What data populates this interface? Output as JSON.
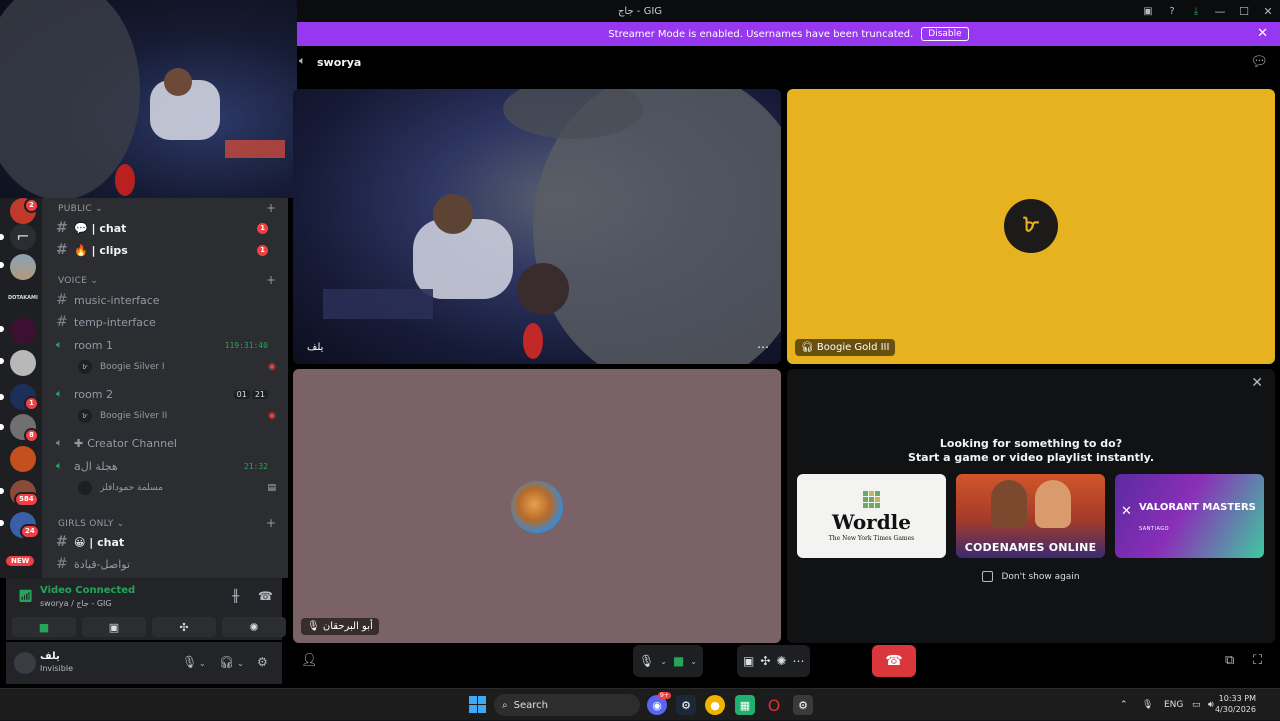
{
  "window": {
    "title": "جاج - GIG",
    "icons": [
      "screen-icon",
      "help-icon",
      "download-icon"
    ],
    "minimize": "—",
    "maximize": "☐",
    "close": "✕"
  },
  "banner": {
    "text": "Streamer Mode is enabled. Usernames have been truncated.",
    "disable_label": "Disable"
  },
  "servers": {
    "badges": [
      "2",
      "1",
      "8",
      "584",
      "24"
    ],
    "label_dotakami": "DOTAKAMI",
    "new_label": "NEW"
  },
  "channels": {
    "categories": {
      "public": "PUBLIC",
      "voice": "VOICE",
      "girls_only": "GIRLS ONLY"
    },
    "public_items": [
      {
        "label": "💬 | chat",
        "count": "1"
      },
      {
        "label": "🔥 | clips",
        "count": "1"
      }
    ],
    "voice_text": [
      {
        "label": "music-interface"
      },
      {
        "label": "temp-interface"
      }
    ],
    "room1": {
      "label": "room 1",
      "timer": "119:31:40",
      "user": "Boogie Silver I"
    },
    "room2": {
      "label": "room 2",
      "count_a": "01",
      "count_b": "21",
      "user": "Boogie Silver II"
    },
    "creator": {
      "label": "Creator Channel"
    },
    "arabic_room": {
      "label": "aهجلة ال",
      "timer": "21:32",
      "user": "مسلمة حمودافلز"
    },
    "girls_items": [
      {
        "label": "😀 | chat"
      },
      {
        "label": "تواصل-قيادة"
      }
    ]
  },
  "voice_status": {
    "title": "Video Connected",
    "subtitle": "sworya / جاج - GIG"
  },
  "user": {
    "name": "يلف",
    "status": "Invisible"
  },
  "stage": {
    "channel_name": "sworya",
    "tiles": {
      "cam_name": "يلف",
      "gold_name": "Boogie Gold III",
      "mauve_name": "أبو البرحقان"
    },
    "promo": {
      "line1": "Looking for something to do?",
      "line2": "Start a game or video playlist instantly.",
      "wordle_title": "Wordle",
      "wordle_sub": "The New York Times Games",
      "codenames_title": "CODENAMES ONLINE",
      "valorant_title": "VALORANT MASTERS",
      "valorant_sub": "SANTIAGO",
      "dont_show": "Don't show again"
    }
  },
  "taskbar": {
    "search_placeholder": "Search",
    "discord_badge": "9+",
    "lang": "ENG",
    "time": "10:33 PM",
    "date": "4/30/2026"
  },
  "colors": {
    "accent_purple": "#9837f0",
    "connected_green": "#23a55a",
    "hangup_red": "#da373c",
    "gold_tile": "#e6b21f"
  }
}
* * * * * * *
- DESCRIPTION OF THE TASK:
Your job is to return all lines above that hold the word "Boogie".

- EXERCISE ANSWER:
      "user": "Boogie Silver I"
      "user": "Boogie Silver II"
      "gold_name": "Boogie Gold III",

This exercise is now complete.